WORK TASK: When you spot the word "this" in a line of the data below, copy that line.

= Beginning of Section =

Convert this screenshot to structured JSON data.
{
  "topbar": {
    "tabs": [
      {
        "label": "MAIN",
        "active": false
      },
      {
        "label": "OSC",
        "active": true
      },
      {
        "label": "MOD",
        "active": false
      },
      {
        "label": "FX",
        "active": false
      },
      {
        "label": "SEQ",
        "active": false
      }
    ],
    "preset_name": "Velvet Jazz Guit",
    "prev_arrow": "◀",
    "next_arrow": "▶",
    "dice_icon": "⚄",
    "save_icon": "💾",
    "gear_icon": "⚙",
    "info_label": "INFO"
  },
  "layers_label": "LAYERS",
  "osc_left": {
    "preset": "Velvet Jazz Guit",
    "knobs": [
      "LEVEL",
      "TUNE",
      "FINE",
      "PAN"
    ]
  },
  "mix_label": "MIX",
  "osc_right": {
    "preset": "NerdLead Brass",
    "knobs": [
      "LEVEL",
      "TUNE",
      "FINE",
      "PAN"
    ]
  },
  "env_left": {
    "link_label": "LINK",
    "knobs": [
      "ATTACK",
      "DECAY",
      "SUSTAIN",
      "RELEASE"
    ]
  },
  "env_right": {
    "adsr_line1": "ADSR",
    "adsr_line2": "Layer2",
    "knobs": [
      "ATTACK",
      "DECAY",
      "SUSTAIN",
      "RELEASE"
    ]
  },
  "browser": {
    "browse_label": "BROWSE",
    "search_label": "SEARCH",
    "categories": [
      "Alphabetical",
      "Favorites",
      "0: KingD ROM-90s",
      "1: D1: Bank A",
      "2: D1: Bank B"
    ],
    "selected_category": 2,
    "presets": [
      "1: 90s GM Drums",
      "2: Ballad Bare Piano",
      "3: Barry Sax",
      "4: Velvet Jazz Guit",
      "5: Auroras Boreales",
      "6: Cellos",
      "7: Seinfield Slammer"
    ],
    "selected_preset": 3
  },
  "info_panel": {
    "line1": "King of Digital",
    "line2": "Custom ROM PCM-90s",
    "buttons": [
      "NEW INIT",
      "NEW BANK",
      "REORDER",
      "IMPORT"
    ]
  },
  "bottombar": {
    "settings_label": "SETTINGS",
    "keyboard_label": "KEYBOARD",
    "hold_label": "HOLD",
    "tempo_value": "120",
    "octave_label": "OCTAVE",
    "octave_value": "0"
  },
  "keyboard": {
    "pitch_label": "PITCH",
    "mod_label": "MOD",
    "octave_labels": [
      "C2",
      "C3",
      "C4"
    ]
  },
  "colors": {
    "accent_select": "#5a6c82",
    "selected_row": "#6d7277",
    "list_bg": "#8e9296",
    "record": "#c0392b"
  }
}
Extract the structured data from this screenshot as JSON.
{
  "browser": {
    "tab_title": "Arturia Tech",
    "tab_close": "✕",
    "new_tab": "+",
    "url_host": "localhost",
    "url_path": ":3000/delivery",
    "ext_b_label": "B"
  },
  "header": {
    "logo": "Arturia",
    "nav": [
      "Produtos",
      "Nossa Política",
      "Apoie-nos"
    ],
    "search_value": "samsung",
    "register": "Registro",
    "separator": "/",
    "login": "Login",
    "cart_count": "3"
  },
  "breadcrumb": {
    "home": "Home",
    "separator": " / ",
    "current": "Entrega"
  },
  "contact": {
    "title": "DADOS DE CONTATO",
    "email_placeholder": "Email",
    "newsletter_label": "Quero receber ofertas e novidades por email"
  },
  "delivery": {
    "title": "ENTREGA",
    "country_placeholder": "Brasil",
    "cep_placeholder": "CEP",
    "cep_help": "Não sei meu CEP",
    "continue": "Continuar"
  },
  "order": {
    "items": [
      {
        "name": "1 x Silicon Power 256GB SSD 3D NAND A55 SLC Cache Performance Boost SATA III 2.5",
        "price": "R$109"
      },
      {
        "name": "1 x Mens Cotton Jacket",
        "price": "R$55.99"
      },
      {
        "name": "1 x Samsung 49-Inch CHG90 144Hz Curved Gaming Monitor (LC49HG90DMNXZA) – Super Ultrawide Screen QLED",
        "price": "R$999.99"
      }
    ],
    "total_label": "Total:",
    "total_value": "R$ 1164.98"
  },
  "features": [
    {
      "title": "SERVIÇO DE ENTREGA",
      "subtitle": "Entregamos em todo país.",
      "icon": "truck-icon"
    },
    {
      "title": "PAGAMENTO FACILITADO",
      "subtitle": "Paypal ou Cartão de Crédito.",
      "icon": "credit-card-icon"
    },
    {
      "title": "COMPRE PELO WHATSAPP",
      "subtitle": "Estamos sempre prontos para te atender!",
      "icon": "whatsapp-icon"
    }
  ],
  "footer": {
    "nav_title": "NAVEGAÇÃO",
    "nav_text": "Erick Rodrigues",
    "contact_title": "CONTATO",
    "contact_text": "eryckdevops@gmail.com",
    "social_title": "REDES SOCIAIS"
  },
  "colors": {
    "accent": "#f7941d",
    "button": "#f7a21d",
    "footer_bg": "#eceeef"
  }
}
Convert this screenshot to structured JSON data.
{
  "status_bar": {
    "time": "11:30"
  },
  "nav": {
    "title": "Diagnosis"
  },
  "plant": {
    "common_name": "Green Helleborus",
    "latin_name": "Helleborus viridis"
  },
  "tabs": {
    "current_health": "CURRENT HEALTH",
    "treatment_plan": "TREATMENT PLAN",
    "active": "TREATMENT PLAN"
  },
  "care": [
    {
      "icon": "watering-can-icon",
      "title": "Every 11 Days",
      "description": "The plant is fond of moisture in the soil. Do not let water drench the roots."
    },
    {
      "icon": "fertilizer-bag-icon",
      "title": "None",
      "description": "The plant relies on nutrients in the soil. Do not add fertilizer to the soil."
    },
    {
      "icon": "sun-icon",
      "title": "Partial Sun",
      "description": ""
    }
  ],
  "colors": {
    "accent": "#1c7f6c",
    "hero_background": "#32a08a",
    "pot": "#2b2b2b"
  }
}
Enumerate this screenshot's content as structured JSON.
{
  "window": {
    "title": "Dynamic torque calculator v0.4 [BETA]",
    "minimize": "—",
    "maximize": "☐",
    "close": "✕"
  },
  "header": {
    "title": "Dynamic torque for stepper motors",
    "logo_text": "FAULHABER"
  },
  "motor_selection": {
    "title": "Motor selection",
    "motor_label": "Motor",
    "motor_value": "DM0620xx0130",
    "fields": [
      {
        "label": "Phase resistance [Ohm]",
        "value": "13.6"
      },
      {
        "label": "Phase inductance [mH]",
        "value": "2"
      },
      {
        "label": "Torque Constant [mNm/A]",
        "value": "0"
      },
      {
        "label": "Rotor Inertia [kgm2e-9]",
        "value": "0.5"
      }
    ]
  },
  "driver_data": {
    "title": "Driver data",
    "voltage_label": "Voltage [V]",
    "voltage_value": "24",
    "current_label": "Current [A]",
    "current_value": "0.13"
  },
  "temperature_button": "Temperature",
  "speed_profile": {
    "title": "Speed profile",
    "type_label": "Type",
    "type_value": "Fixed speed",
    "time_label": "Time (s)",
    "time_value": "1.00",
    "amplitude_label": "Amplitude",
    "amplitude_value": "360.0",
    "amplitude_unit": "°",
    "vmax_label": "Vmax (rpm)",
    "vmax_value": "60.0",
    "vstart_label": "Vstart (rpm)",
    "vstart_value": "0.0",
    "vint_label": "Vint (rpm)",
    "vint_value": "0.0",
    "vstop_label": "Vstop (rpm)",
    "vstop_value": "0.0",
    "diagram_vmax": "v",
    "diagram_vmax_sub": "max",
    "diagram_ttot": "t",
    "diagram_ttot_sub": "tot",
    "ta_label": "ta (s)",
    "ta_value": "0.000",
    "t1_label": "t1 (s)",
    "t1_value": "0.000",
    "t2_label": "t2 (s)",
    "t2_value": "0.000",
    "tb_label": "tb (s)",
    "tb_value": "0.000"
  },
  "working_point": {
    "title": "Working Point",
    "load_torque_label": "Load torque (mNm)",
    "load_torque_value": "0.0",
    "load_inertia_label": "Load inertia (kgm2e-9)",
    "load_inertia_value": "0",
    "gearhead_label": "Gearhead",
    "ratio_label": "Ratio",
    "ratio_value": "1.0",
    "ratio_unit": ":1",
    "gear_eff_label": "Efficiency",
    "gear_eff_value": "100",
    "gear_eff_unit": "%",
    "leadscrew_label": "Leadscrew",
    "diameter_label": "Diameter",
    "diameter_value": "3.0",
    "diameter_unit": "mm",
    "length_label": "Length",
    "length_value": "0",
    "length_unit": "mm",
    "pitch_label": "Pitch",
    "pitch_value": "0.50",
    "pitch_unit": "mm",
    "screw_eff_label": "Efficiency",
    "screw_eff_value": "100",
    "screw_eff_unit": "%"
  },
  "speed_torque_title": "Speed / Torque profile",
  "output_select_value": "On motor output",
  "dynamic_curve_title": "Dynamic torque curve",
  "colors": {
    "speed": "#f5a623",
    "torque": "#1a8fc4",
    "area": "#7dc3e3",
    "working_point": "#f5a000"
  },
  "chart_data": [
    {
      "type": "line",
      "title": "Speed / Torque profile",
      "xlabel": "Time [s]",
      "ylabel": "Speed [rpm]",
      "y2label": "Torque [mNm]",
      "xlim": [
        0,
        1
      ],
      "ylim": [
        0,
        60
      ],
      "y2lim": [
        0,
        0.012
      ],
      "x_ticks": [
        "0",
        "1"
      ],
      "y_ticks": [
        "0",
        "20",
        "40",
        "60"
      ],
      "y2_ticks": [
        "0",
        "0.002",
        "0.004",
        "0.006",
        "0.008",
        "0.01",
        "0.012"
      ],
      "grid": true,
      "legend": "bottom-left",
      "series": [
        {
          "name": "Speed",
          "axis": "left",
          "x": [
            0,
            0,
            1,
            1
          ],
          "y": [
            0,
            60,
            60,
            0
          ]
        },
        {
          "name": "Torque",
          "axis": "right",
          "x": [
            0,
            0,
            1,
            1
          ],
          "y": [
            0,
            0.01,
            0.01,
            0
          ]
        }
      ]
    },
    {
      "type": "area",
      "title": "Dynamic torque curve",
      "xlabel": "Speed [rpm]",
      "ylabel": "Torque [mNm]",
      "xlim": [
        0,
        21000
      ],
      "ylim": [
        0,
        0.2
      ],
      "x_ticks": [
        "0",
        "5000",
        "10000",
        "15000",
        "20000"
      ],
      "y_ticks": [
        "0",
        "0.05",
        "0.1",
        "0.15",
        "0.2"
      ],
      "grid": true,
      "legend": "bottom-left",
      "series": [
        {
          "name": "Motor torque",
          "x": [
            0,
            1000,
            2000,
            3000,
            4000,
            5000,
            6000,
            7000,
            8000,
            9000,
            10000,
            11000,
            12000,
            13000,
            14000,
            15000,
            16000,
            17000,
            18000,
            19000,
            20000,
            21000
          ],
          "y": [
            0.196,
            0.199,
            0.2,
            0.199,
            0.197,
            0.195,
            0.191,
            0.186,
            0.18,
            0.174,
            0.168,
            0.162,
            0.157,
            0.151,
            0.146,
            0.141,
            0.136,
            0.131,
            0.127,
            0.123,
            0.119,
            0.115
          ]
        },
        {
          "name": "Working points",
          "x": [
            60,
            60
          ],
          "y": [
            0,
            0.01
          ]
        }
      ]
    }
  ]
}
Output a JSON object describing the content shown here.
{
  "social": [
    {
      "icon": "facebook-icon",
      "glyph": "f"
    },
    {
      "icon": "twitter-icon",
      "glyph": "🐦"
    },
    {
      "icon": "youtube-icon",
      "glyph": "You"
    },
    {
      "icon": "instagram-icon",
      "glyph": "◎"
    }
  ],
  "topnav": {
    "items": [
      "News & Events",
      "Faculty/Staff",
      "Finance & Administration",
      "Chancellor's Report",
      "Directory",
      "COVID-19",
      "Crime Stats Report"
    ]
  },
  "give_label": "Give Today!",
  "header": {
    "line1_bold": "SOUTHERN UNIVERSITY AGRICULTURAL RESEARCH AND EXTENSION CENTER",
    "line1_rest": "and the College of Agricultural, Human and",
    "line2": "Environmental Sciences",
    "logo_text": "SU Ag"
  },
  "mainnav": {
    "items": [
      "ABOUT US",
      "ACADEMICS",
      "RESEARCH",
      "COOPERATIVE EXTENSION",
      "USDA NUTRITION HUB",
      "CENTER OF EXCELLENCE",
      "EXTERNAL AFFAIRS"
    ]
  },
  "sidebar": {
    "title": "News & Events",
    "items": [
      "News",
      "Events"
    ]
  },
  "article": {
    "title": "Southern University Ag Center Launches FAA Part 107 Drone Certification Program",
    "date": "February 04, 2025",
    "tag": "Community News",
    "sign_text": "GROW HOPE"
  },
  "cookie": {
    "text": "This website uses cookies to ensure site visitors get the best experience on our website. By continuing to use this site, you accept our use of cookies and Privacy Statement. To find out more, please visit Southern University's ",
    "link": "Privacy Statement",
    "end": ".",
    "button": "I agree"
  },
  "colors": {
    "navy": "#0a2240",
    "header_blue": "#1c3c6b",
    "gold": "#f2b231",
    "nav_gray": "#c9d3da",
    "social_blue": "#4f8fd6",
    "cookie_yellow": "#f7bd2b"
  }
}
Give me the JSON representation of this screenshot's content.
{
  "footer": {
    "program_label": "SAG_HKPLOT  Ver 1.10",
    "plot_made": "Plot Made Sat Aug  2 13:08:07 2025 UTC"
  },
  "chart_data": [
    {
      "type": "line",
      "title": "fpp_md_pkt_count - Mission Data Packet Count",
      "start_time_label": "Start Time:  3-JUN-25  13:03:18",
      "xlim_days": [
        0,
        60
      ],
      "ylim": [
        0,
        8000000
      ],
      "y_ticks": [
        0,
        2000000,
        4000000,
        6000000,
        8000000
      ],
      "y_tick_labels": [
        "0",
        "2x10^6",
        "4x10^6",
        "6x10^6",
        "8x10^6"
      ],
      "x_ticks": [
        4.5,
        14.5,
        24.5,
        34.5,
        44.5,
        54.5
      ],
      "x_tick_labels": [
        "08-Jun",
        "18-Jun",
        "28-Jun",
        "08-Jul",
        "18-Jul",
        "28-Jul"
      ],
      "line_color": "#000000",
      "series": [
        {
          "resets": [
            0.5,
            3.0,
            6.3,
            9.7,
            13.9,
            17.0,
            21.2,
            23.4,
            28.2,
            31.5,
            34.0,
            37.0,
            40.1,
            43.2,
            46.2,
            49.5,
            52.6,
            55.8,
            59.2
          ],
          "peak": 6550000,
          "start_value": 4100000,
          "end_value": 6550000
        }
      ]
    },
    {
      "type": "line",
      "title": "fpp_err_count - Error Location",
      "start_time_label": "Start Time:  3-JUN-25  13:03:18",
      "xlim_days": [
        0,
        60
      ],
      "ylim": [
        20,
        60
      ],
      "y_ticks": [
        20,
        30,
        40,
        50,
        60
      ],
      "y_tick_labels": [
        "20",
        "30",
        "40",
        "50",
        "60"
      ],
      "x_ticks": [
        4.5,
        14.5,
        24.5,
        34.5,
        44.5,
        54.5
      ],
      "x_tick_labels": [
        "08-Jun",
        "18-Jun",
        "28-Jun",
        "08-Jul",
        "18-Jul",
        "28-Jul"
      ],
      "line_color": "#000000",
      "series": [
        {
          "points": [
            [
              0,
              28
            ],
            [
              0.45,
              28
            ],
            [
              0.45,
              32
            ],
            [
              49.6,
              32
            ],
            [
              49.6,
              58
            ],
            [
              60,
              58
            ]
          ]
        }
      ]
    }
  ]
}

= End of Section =

EXPECTED ANSWER:
Convert this screenshot to structured JSON data.
Extract the structured data from this screenshot as JSON.
Convert this screenshot to structured JSON data.
Enumerate this screenshot's content as structured JSON.
    "text": "This website uses cookies to ensure site visitors get the best experience on our website. By continuing to use this site, you accept our use of cookies and Privacy Statement. To find out more, please visit Southern University's ",
Give me the JSON representation of this screenshot's content.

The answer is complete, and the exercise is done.